“I do think there is some tension between younger people in Ward 5 in particular, and I think part of the point of doing [this documentary] was to make that clear,” Alpers said. “It’s sort of coming from the perspective of a younger person.”
Group not impressed with Norman documentary
The film has not been well received by Unite Norman, the founders of which were not interviewed directly by Alpers. Co-founder Sassan Moghadam took to the group’s Facebook page to criticize Alpers and his film.
Moghadam, who starred in the brick-throwing incident last year, is one of the two Unite Norman members featured in the film. Alpers attempts to tie Moghadam’s involvement in Unite Norman as a way to benefit his construction business rather than any real objections to police funding and other local issues. Had the student filmmaker asked Moghadam about that allegation, perhaps the developer would have viewed the documentary as slightly more fair.

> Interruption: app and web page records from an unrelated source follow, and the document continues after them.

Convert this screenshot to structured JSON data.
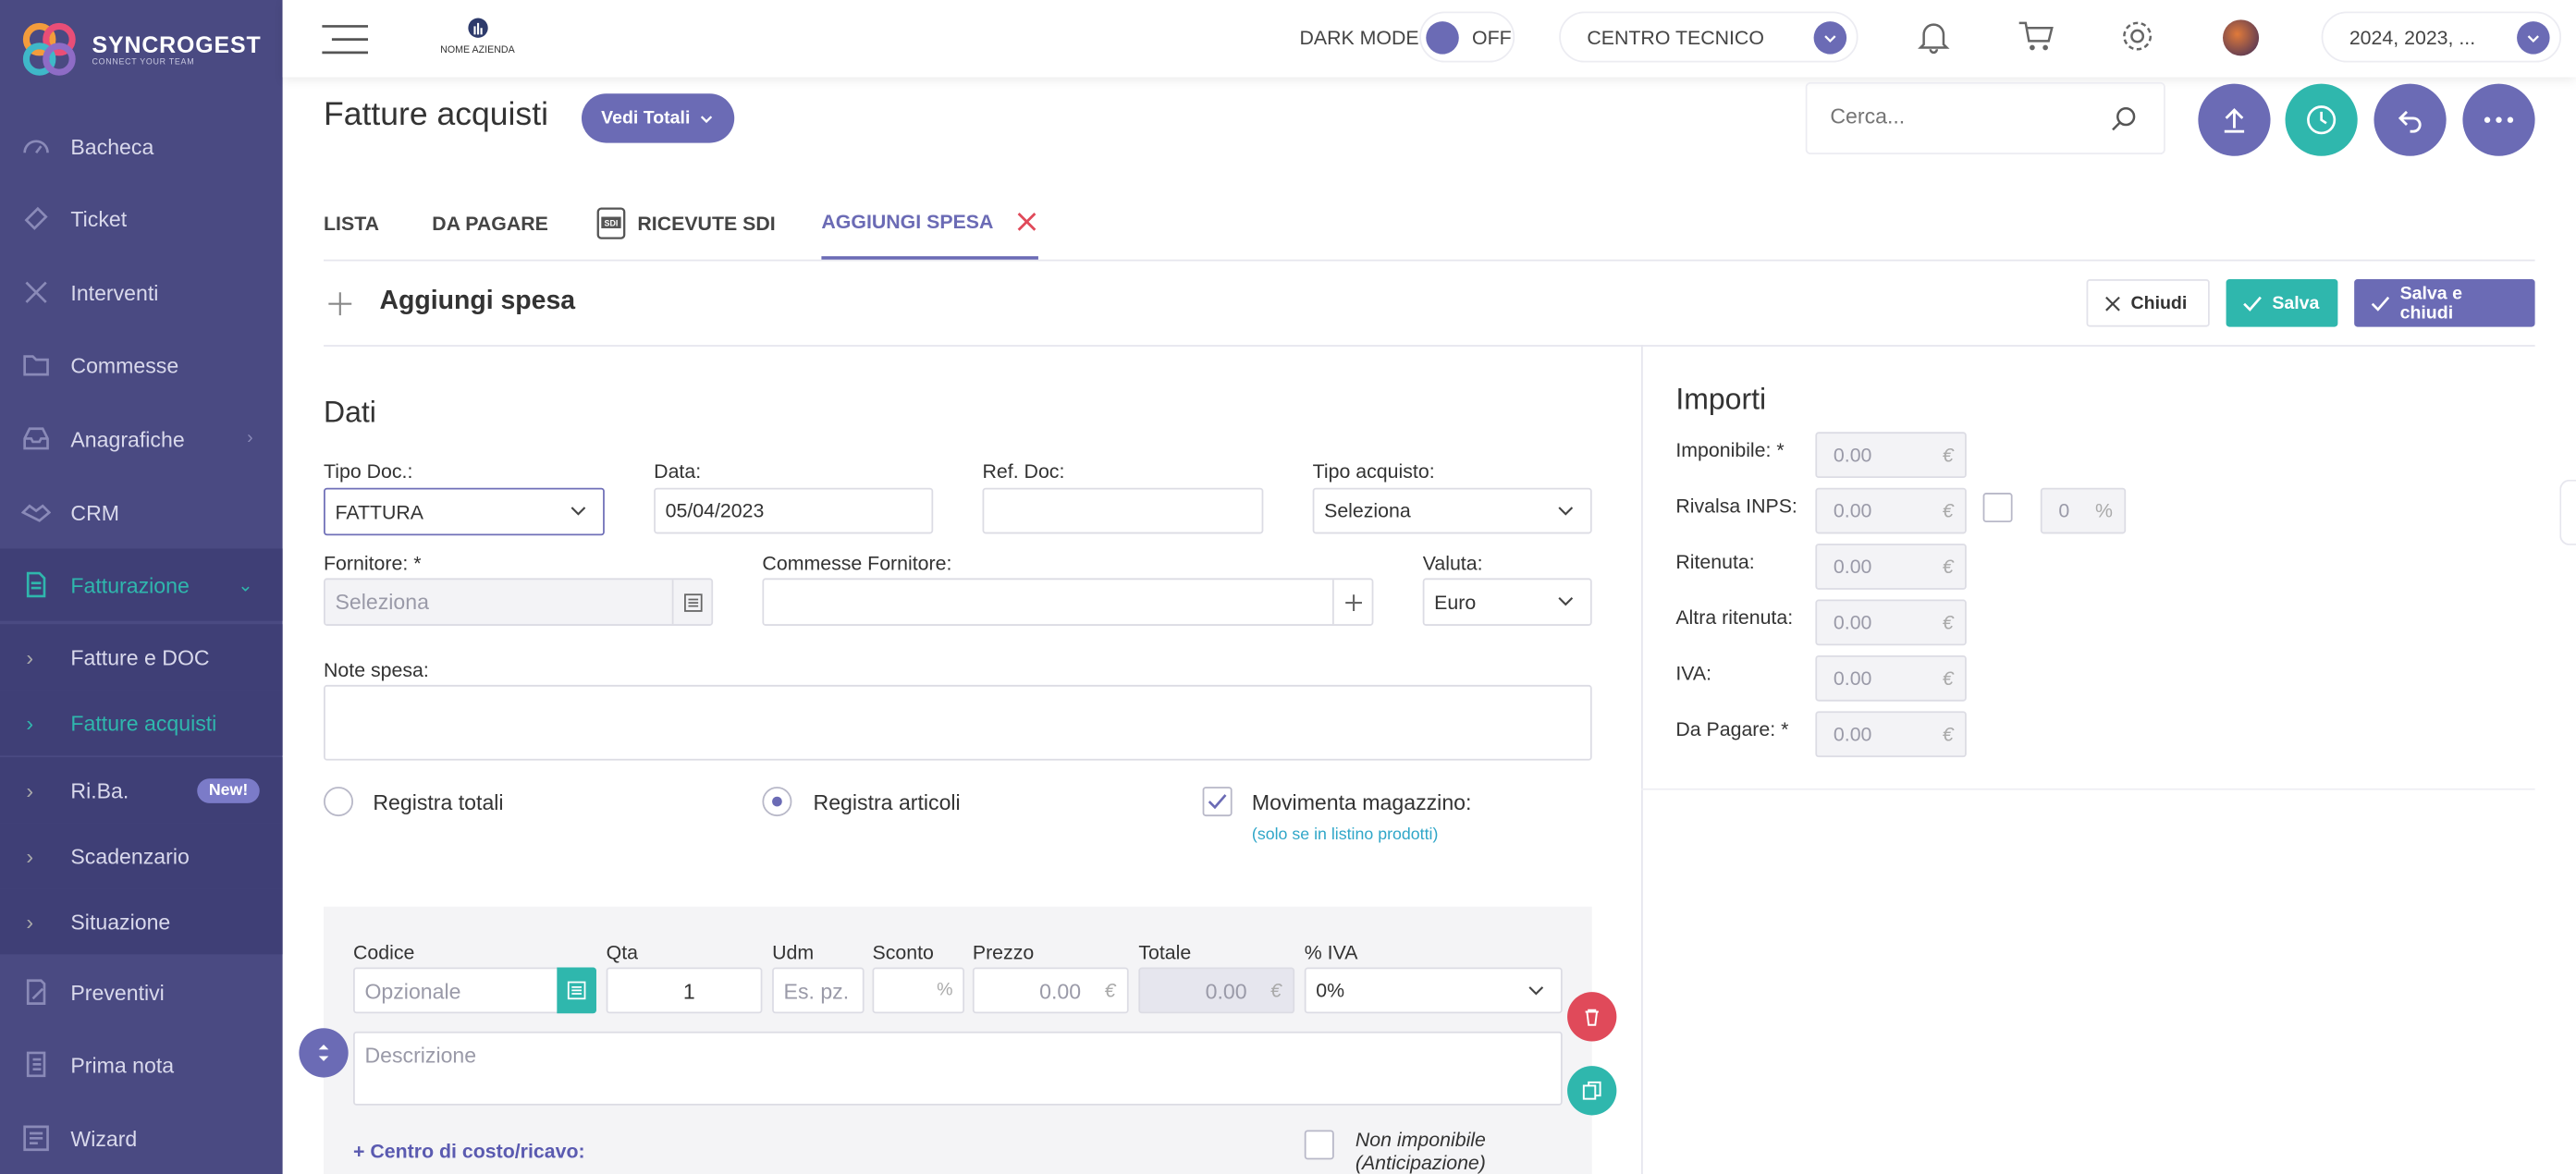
{
  "brand": {
    "name": "SYNCROGEST",
    "tagline": "CONNECT YOUR TEAM"
  },
  "sidebar": {
    "items": [
      {
        "label": "Bacheca",
        "icon": "dashboard-icon"
      },
      {
        "label": "Ticket",
        "icon": "ticket-icon"
      },
      {
        "label": "Interventi",
        "icon": "tools-icon"
      },
      {
        "label": "Commesse",
        "icon": "folder-icon"
      },
      {
        "label": "Anagrafiche",
        "icon": "inbox-icon"
      },
      {
        "label": "CRM",
        "icon": "handshake-icon"
      },
      {
        "label": "Fatturazione",
        "icon": "invoice-icon"
      }
    ],
    "subitems": [
      {
        "label": "Fatture e DOC"
      },
      {
        "label": "Fatture acquisti"
      },
      {
        "label": "Ri.Ba.",
        "badge": "New!"
      },
      {
        "label": "Scadenzario"
      },
      {
        "label": "Situazione"
      }
    ],
    "bottom": [
      {
        "label": "Preventivi",
        "icon": "quote-icon"
      },
      {
        "label": "Prima nota",
        "icon": "notebook-icon"
      },
      {
        "label": "Wizard",
        "icon": "wizard-icon"
      }
    ]
  },
  "topbar": {
    "company": "NOME AZIENDA",
    "dark_mode_label": "DARK MODE",
    "dark_mode_state": "OFF",
    "center": "CENTRO TECNICO",
    "years": "2024, 2023, ..."
  },
  "page": {
    "title": "Fatture acquisti",
    "totals_button": "Vedi Totali",
    "search_placeholder": "Cerca..."
  },
  "tabs": [
    "LISTA",
    "DA PAGARE",
    "RICEVUTE SDI",
    "AGGIUNGI SPESA"
  ],
  "form": {
    "title": "Aggiungi spesa",
    "close": "Chiudi",
    "save": "Salva",
    "save_close": "Salva e chiudi",
    "section": "Dati",
    "tipo_doc_label": "Tipo Doc.:",
    "tipo_doc_value": "FATTURA",
    "data_label": "Data:",
    "data_value": "05/04/2023",
    "ref_label": "Ref. Doc:",
    "tipo_acq_label": "Tipo acquisto:",
    "tipo_acq_value": "Seleziona",
    "fornitore_label": "Fornitore: *",
    "fornitore_placeholder": "Seleziona",
    "commesse_label": "Commesse Fornitore:",
    "valuta_label": "Valuta:",
    "valuta_value": "Euro",
    "note_label": "Note spesa:",
    "radio_totali": "Registra totali",
    "radio_articoli": "Registra articoli",
    "movimenta": "Movimenta magazzino:",
    "movimenta_hint": "(solo se in listino prodotti)"
  },
  "articolo": {
    "codice": "Codice",
    "codice_ph": "Opzionale",
    "qta": "Qta",
    "qta_value": "1",
    "udm": "Udm",
    "udm_ph": "Es. pz.",
    "sconto": "Sconto",
    "sconto_unit": "%",
    "prezzo": "Prezzo",
    "prezzo_value": "0.00",
    "totale": "Totale",
    "totale_value": "0.00",
    "iva": "% IVA",
    "iva_value": "0%",
    "descrizione_ph": "Descrizione",
    "centro": "+ Centro di costo/ricavo:",
    "non_imponibile": "Non imponibile (Anticipazione)",
    "currency": "€"
  },
  "importi": {
    "title": "Importi",
    "rows": [
      {
        "label": "Imponibile: *",
        "value": "0.00"
      },
      {
        "label": "Rivalsa INPS:",
        "value": "0.00"
      },
      {
        "label": "Ritenuta:",
        "value": "0.00"
      },
      {
        "label": "Altra ritenuta:",
        "value": "0.00"
      },
      {
        "label": "IVA:",
        "value": "0.00"
      },
      {
        "label": "Da Pagare: *",
        "value": "0.00"
      }
    ],
    "rivalsa_pct": "0",
    "pct": "%",
    "currency": "€"
  },
  "colors": {
    "sidebar": "#4a4a82",
    "accent": "#6b6bb5",
    "teal": "#2fb7ad",
    "danger": "#e04a5a"
  }
}
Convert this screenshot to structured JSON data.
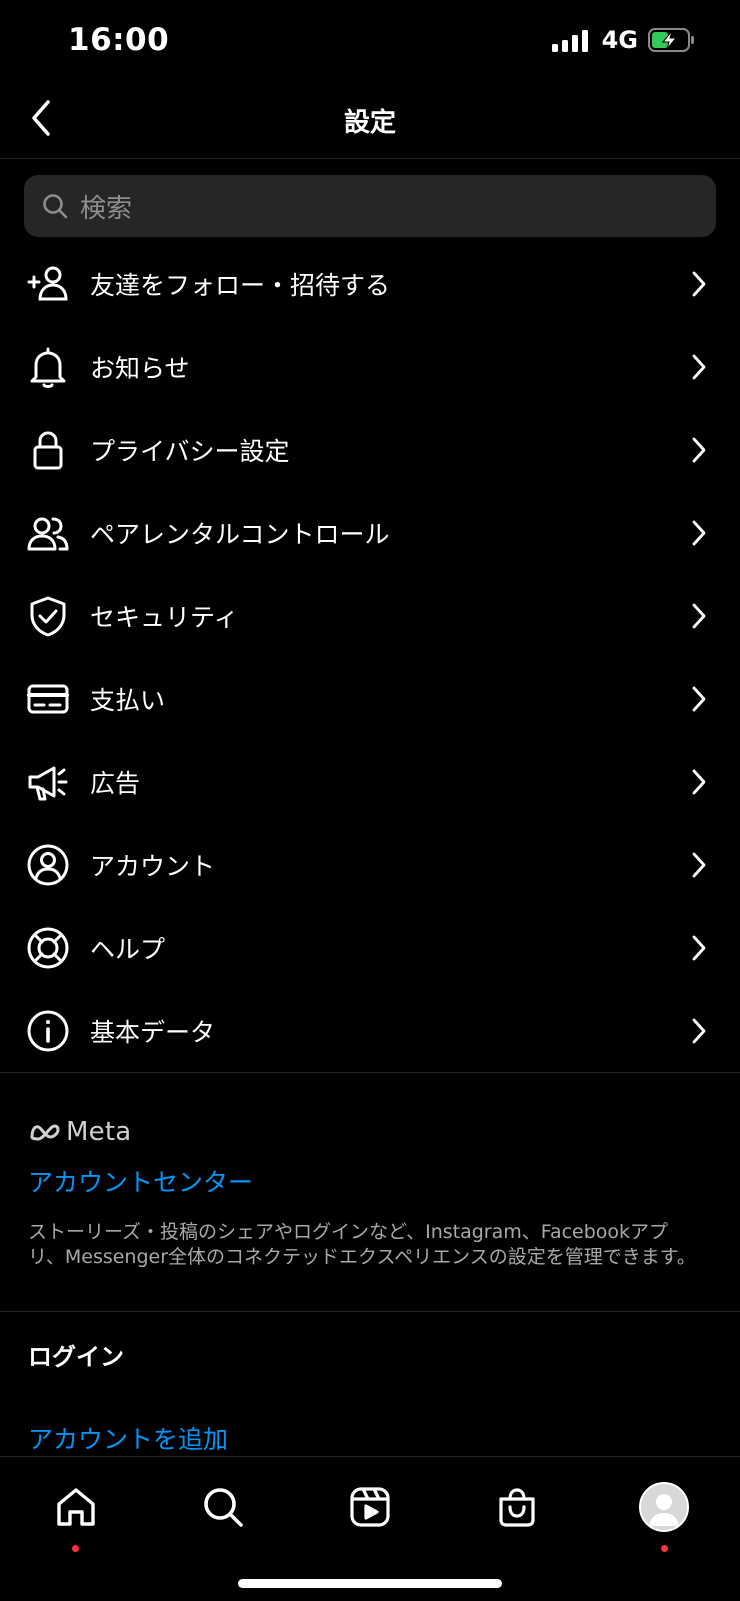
{
  "status": {
    "time": "16:00",
    "network": "4G"
  },
  "header": {
    "title": "設定"
  },
  "search": {
    "placeholder": "検索"
  },
  "menu": [
    {
      "label": "友達をフォロー・招待する",
      "icon": "add-person-icon"
    },
    {
      "label": "お知らせ",
      "icon": "bell-icon"
    },
    {
      "label": "プライバシー設定",
      "icon": "lock-icon"
    },
    {
      "label": "ペアレンタルコントロール",
      "icon": "people-icon"
    },
    {
      "label": "セキュリティ",
      "icon": "shield-check-icon"
    },
    {
      "label": "支払い",
      "icon": "card-icon"
    },
    {
      "label": "広告",
      "icon": "megaphone-icon"
    },
    {
      "label": "アカウント",
      "icon": "account-circle-icon"
    },
    {
      "label": "ヘルプ",
      "icon": "lifebuoy-icon"
    },
    {
      "label": "基本データ",
      "icon": "info-icon"
    }
  ],
  "meta": {
    "logo": "Meta",
    "account_center": "アカウントセンター",
    "description": "ストーリーズ・投稿のシェアやログインなど、Instagram、Facebookアプリ、Messenger全体のコネクテッドエクスペリエンスの設定を管理できます。"
  },
  "login": {
    "header": "ログイン",
    "add_account": "アカウントを追加"
  },
  "tabs": [
    "home-icon",
    "search-icon",
    "reels-icon",
    "shop-icon",
    "profile-avatar"
  ],
  "colors": {
    "background": "#000000",
    "link": "#0095f6",
    "badge": "#ff3040",
    "battery": "#34c759"
  }
}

But despite Unite Norman’s dislike of the film, Alpers said most responses he has received have been positive. The Norman documentary has been viewed more than 8,500 times on YouTube since its Jan. 30 release.
“It’s generally been positive,” Alpers said. “I was hoping it would lead to conversations about the content. And that’s something I’m happy to do. I expected some vitriol and I’m fine with that. But most people I’ve talked to have supported it as part of a long conversation we need to have as a city even though not all of them necessarily agree with me about everything that’s presented.”
Mixed bag for Unite Norman candidates Feb. 9
Days after the film was released, Unite Norman-backed candidates running for council seats found mixed results in the city’s Feb. 9 council elections.
Unite Norman candidate Chris Lewis lost his Ward 1 race by just 51 votes. In Ward 3, incumbent Allison Petrone and will head to an April runoff against Kelly Lynn, who is backed by Unite Norman. Petrone was one of the target’s of the group’s recall efforts last year.
Unite Norman candidate Rarchar Tortorello won east Norman’s large Ward 5 seat outright. Tortorello recently agreed to an interview with The Black Wall Street Times in which he discussed his decision to attend then-President Donald Trump’s rally in Washington on Jan. 6. In the interview, Tortorello said he believed Antifa was responsible for storming the U.S. Capitol that day, and he expressed skepticism about official reports to the contrary.
The Norman City Council typically meets on the second and fourth Tuesdays of each month at 6:30 p.m., although the council sometimes holds 5:30 p.m. pre-meeting conferences.